- Doherty Group
Our research focuses on the mechanisms that control cell growth and proliferation in the fruit fly, Drosophila melanogaster.
- Elizabeth Raetz
In spite of decades of research, there are few treatment advances for leukemia and lymphomas patients. These life-threatening diseases of the bone marrow are defined by the build up of leukemia cells and failure of normal blood cell development (hematopoiesis).
The overarching goal of the Evason laboratory is to investigate mechanisms involved in liver tumorigenesis in order to develop improved therapies to treat this deadly cancer.
- Factor Group
- Fluchel Group
Our team looks at control and response in mycosis fungoides patients and in patients treated in the post-autologous stem cell transplant setting.
- Gaffney Team
Gertz Lab Research
The Gertz Lab develops and applies experimental methods that take advantage of next-generation sequencing to create high-resolution maps of gene regulatory networks.
- Graves Lab
- Grossman Lab
Our research is focused on the molecular and global epidemiology of cancers of the head and neck, thyroid, endometrium, ovary, lung, testis, and colorectum.
- Holmen Lab
- Hu Group
Jared Rutter Lab
Using both broad and deep approaches, our goal is to define the molecules and their interactions that enable robust and responsive cellular metabolic control.
- Jensen Group
KB Jones Lab
The K. B. Jones Lab is directed by and supports Dr. Jones as he provides care to patients of all ages with bone and soft-tissue sarcomas, performing surgery to remove the cancers and reconstruct the limbs or body wall.
- Kepka Group
Kirchhoff Research Group
The Kirchhoff Research Group has a collective goal of understanding and improving the health of pediatric, adolescent, and young adult cancer survivors.
- Leachman Lab
- Lowrance Group
Research in the McMahon Lab focuses on the importance of RAS effectors, such as the RAF family of protein kinases and phosphoinositide 3’ (PI3’)-kinases in the aberrant physiology of cancer cells.
The Mendoza Lab is using recent advances in proteomics and quantitative imaging to understand how extracellular signals impinge on cytoskeletal dynamics and how oncogenic pathway hyperactivation impacts cancer invasion.
The Oliver Lab focuses on mechanisms of drug response and resistance in lung cancer with the goal of improving treatment options for patients with lung cancer.
The Rosenblatt Lab studies both cell death and cell division and the roles that the actin and microtubule cytoskeletons play in both processes. Our lab investigates if epithelial extrusion could drive cell death in order to control cell numbers, and whether this process malfunctions in cancer.
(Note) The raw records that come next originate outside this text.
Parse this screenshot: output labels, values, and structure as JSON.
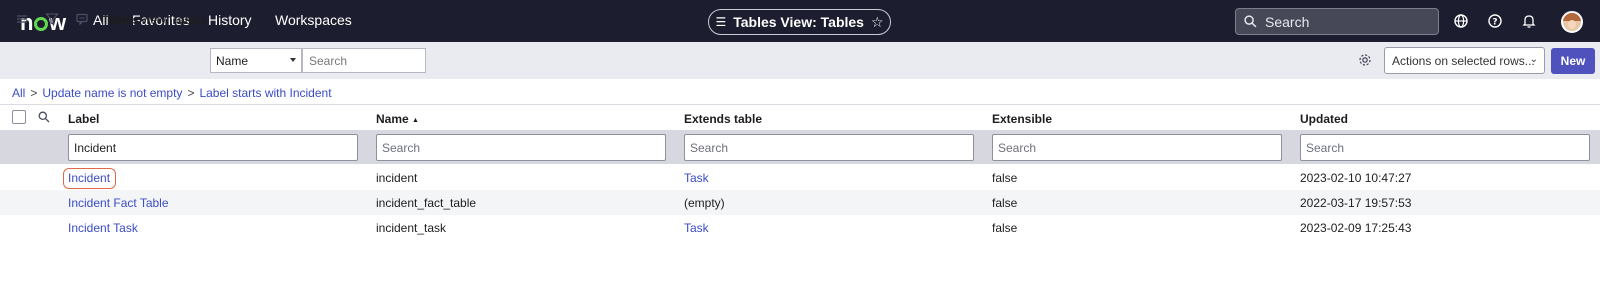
{
  "topnav": {
    "logo_text": "now",
    "links": [
      "All",
      "Favorites",
      "History",
      "Workspaces"
    ],
    "context_pill": "Tables View: Tables",
    "search_placeholder": "Search",
    "icons": [
      "globe-icon",
      "help-icon",
      "bell-icon",
      "user-avatar"
    ]
  },
  "toolbar": {
    "title": "Tables",
    "view_label": "View: Tables",
    "field_select": "Name",
    "search_placeholder": "Search",
    "actions_select": "Actions on selected rows...",
    "new_label": "New"
  },
  "breadcrumb": {
    "items": [
      "All",
      "Update name is not empty",
      "Label starts with Incident"
    ],
    "separator": ">"
  },
  "table": {
    "columns": [
      "Label",
      "Name",
      "Extends table",
      "Extensible",
      "Updated"
    ],
    "sort_indicator": "▲",
    "filters": {
      "label_value": "Incident",
      "placeholder": "Search"
    },
    "rows": [
      {
        "label": "Incident",
        "name": "incident",
        "extends": "Task",
        "extensible": "false",
        "updated": "2023-02-10 10:47:27"
      },
      {
        "label": "Incident Fact Table",
        "name": "incident_fact_table",
        "extends": "(empty)",
        "extensible": "false",
        "updated": "2022-03-17 19:57:53"
      },
      {
        "label": "Incident Task",
        "name": "incident_task",
        "extends": "Task",
        "extensible": "false",
        "updated": "2023-02-09 17:25:43"
      }
    ]
  },
  "colors": {
    "nav_bg": "#1c1d2e",
    "accent": "#4f52bd",
    "link": "#3b4cc6",
    "logo_ring": "#62d84e",
    "highlight": "#e06a47"
  }
}
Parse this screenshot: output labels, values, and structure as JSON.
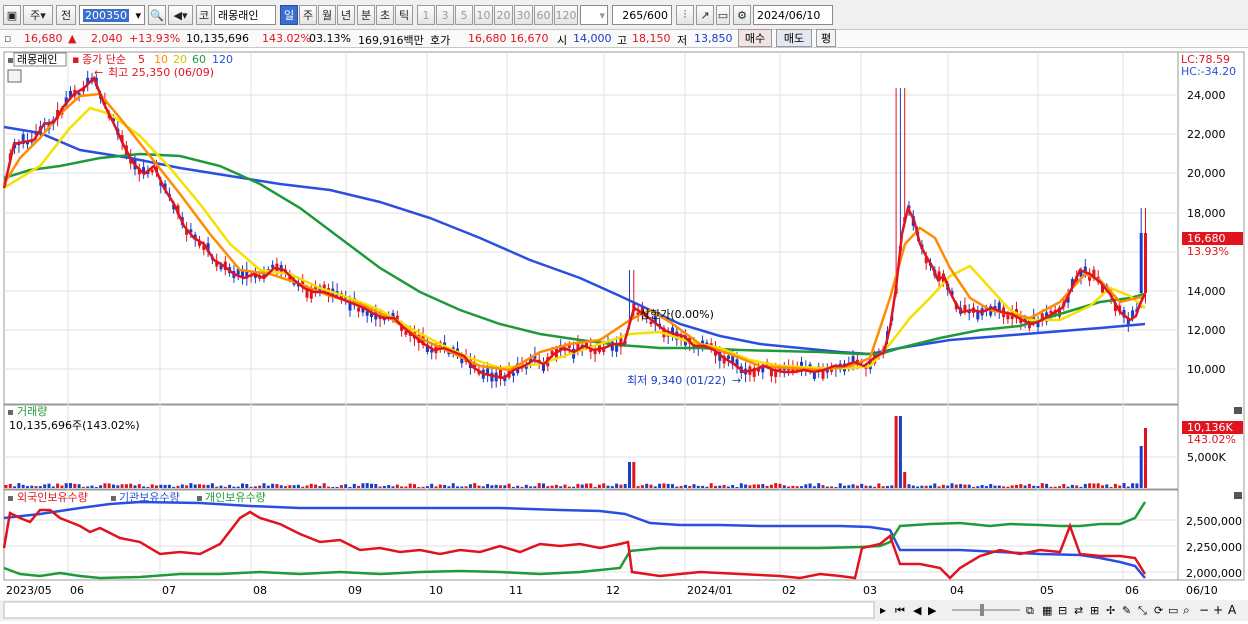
{
  "toolbar": {
    "market_label": "주",
    "prev_label": "전",
    "code": "200350",
    "code_prefix": "코",
    "stock_name": "래몽래인",
    "period_tabs": [
      "일",
      "주",
      "월",
      "년",
      "분",
      "초",
      "틱"
    ],
    "interval_buttons": [
      "1",
      "3",
      "5",
      "10",
      "20",
      "30",
      "60",
      "120"
    ],
    "count": "265",
    "count_total": "/600",
    "date": "2024/06/10"
  },
  "quote": {
    "price": "16,680",
    "change": "2,040",
    "change_pct": "+13.93%",
    "volume": "10,135,696",
    "volume_ratio": "143.02%",
    "turnover": "03.13%",
    "amount": "169,916백만",
    "bid_label": "호가",
    "ask_price": "16,680",
    "bid_price": "16,670",
    "open_label": "시",
    "open": "14,000",
    "high_label": "고",
    "high": "18,150",
    "low_label": "저",
    "low": "13,850",
    "buy_button": "매수",
    "sell_button": "매도",
    "eval_button": "평"
  },
  "price_panel": {
    "stock_tag": "래몽래인",
    "ma_label": "종가 단순",
    "ma_periods": [
      "5",
      "10",
      "20",
      "60",
      "120"
    ],
    "ma_colors": [
      "#e0141e",
      "#ff8c00",
      "#f5e000",
      "#1f9a3a",
      "#2a4fe0"
    ],
    "high_marker": "최고 25,350 (06/09)",
    "low_marker": "최저 9,340 (01/22)",
    "mid_marker": "상한가(0.00%)",
    "lc_label": "LC:78.59",
    "hc_label": "HC:-34.20",
    "current_price_label": "16,680",
    "current_pct_label": "13.93%",
    "y_ticks": [
      "24,000",
      "22,000",
      "20,000",
      "18,000",
      "14,000",
      "12,000",
      "10,000"
    ]
  },
  "volume_panel": {
    "title": "거래량",
    "volume_readout": "10,135,696주(143.02%)",
    "current_label": "10,136K",
    "current_pct": "143.02%",
    "y_tick": "5,000K"
  },
  "holdings_panel": {
    "series_labels": [
      "외국인보유수량",
      "기관보유수량",
      "개인보유수량"
    ],
    "series_colors": [
      "#e0141e",
      "#2a4fe0",
      "#1f9a3a"
    ],
    "y_ticks": [
      "2,500,000",
      "2,250,000",
      "2,000,000"
    ]
  },
  "x_axis": {
    "labels": [
      "2023/05",
      "06",
      "07",
      "08",
      "09",
      "10",
      "11",
      "12",
      "2024/01",
      "02",
      "03",
      "04",
      "05",
      "06",
      "06/10"
    ]
  }
}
- Rupper Group
- SARC Lab
The Schiffman Lab studies pediatric hereditary cancer syndromes, with a special interest in genetic susceptibility to childhood cancers.
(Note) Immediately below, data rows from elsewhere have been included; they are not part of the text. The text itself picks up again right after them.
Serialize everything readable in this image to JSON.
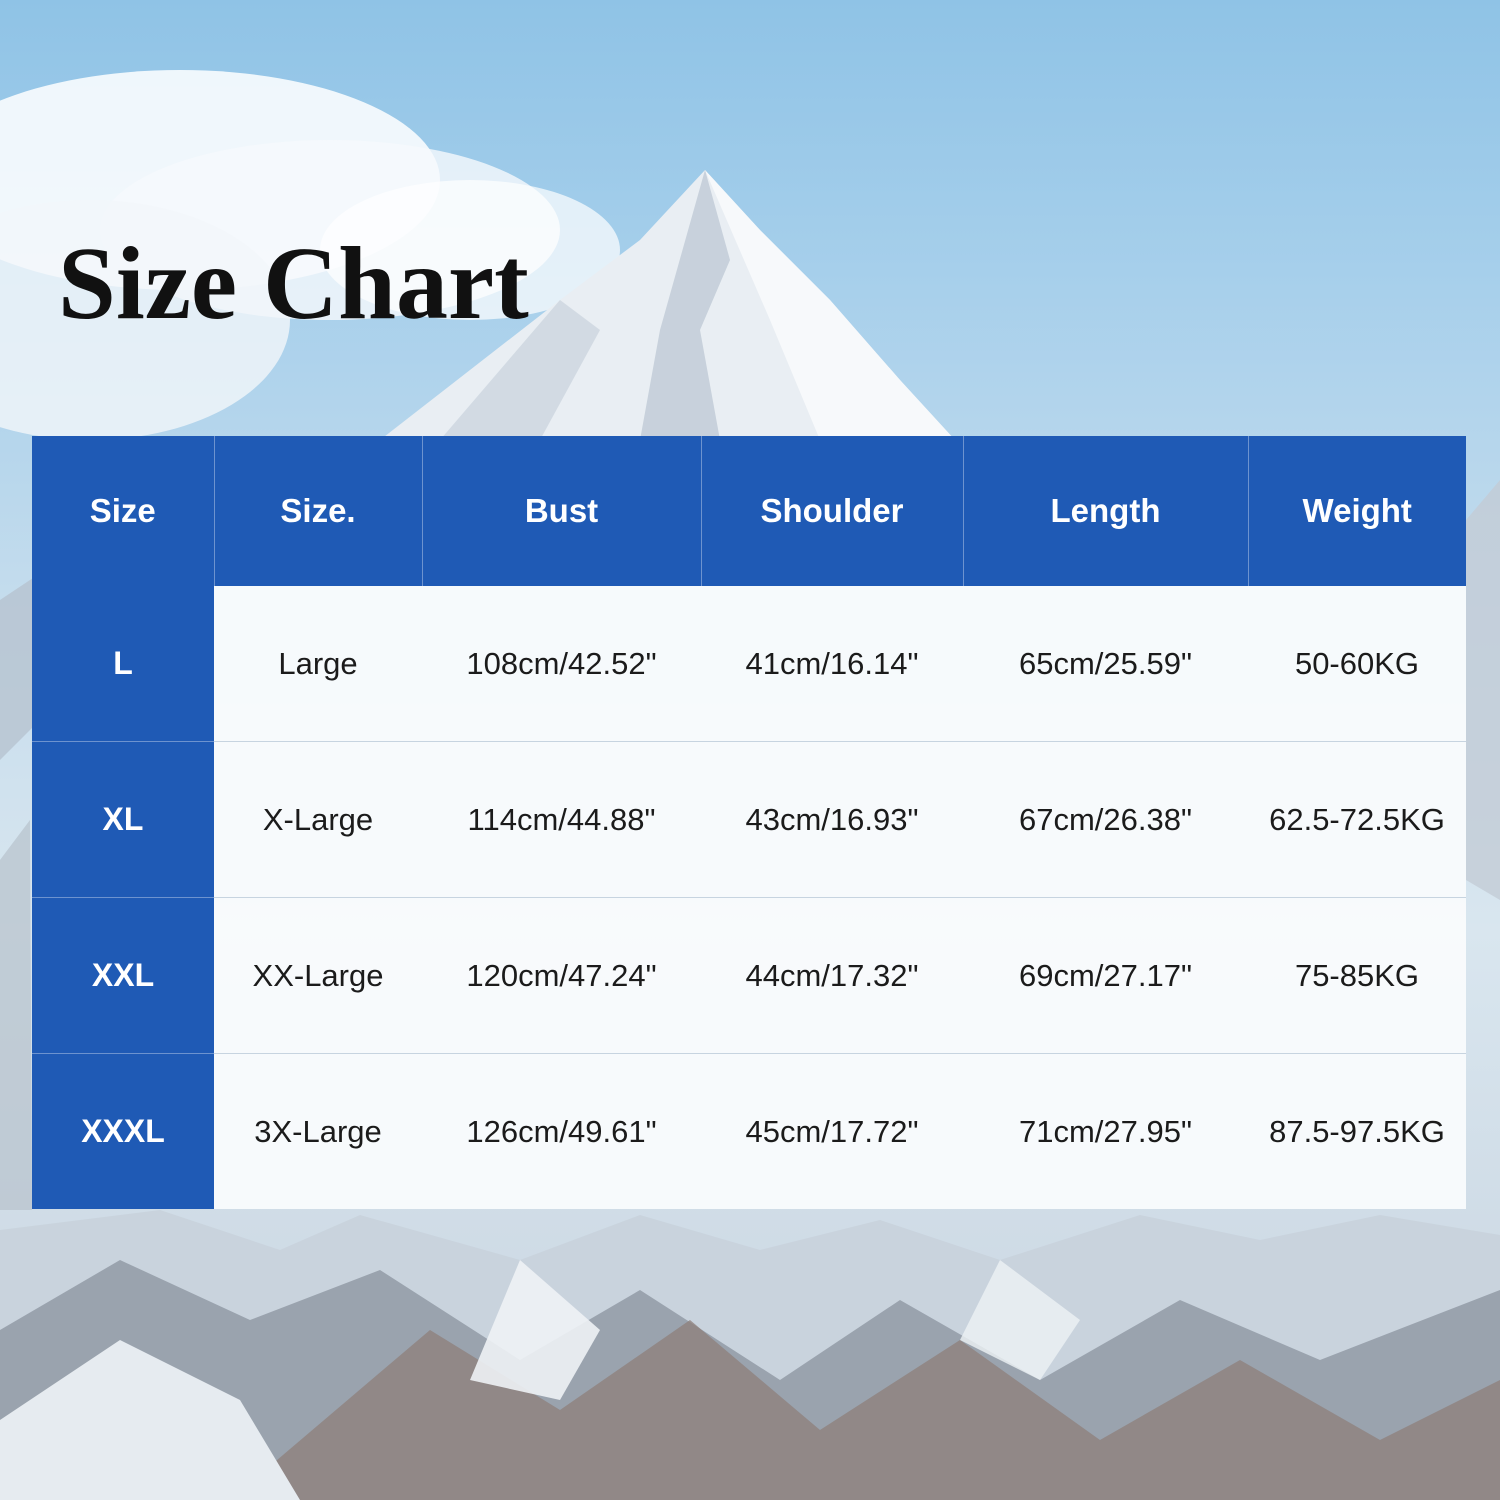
{
  "chart_data": {
    "type": "table",
    "title": "Size Chart",
    "columns": [
      "Size",
      "Size.",
      "Bust",
      "Shoulder",
      "Length",
      "Weight"
    ],
    "rows": [
      [
        "L",
        "Large",
        "108cm/42.52\"",
        "41cm/16.14\"",
        "65cm/25.59\"",
        "50-60KG"
      ],
      [
        "XL",
        "X-Large",
        "114cm/44.88\"",
        "43cm/16.93\"",
        "67cm/26.38\"",
        "62.5-72.5KG"
      ],
      [
        "XXL",
        "XX-Large",
        "120cm/47.24\"",
        "44cm/17.32\"",
        "69cm/27.17\"",
        "75-85KG"
      ],
      [
        "XXXL",
        "3X-Large",
        "126cm/49.61\"",
        "45cm/17.72\"",
        "71cm/27.95\"",
        "87.5-97.5KG"
      ]
    ]
  },
  "colors": {
    "header_blue": "#1f5ab5",
    "cell_background": "#fafcfd",
    "title_text": "#111111"
  }
}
- Smith Group
- Snyder Lab
In the Spike Lab, we are interested in questions at the intersection of stem cells, development, and cancer.
Our laboratory is interested in how genetic programs governing embryonic development are exploited during cancer initiation and progression.
Research in the Tavtigian Lab concentrates on two areas of genetic susceptibility to cancer: 1) Identification and characterization of intermediate-risk and high-risk cancer susceptibility genes, and 2) analysis of unclassified variants that are observed during the clinical testing of established high-risk cancer susceptibility genes.
The Ullman Lab studies the coordination of cell division, with a particular focus on how assembly of nuclear architecture is integrated with other events of cell division.
- Ulrich Group
The VanBrocklin Lab is interested in identifying novel molecular targets vital for tumor growth and progression and validating these candidates in pre-clinical models in order to develop rational pharmacological intervention strategies for melanoma and NSCLC patients
Our projects involve the development of new molecular methods and bioinformatics approaches to explore the cancer genome and translate our discoveries into clinical tools that improve patient care.
- Wu Group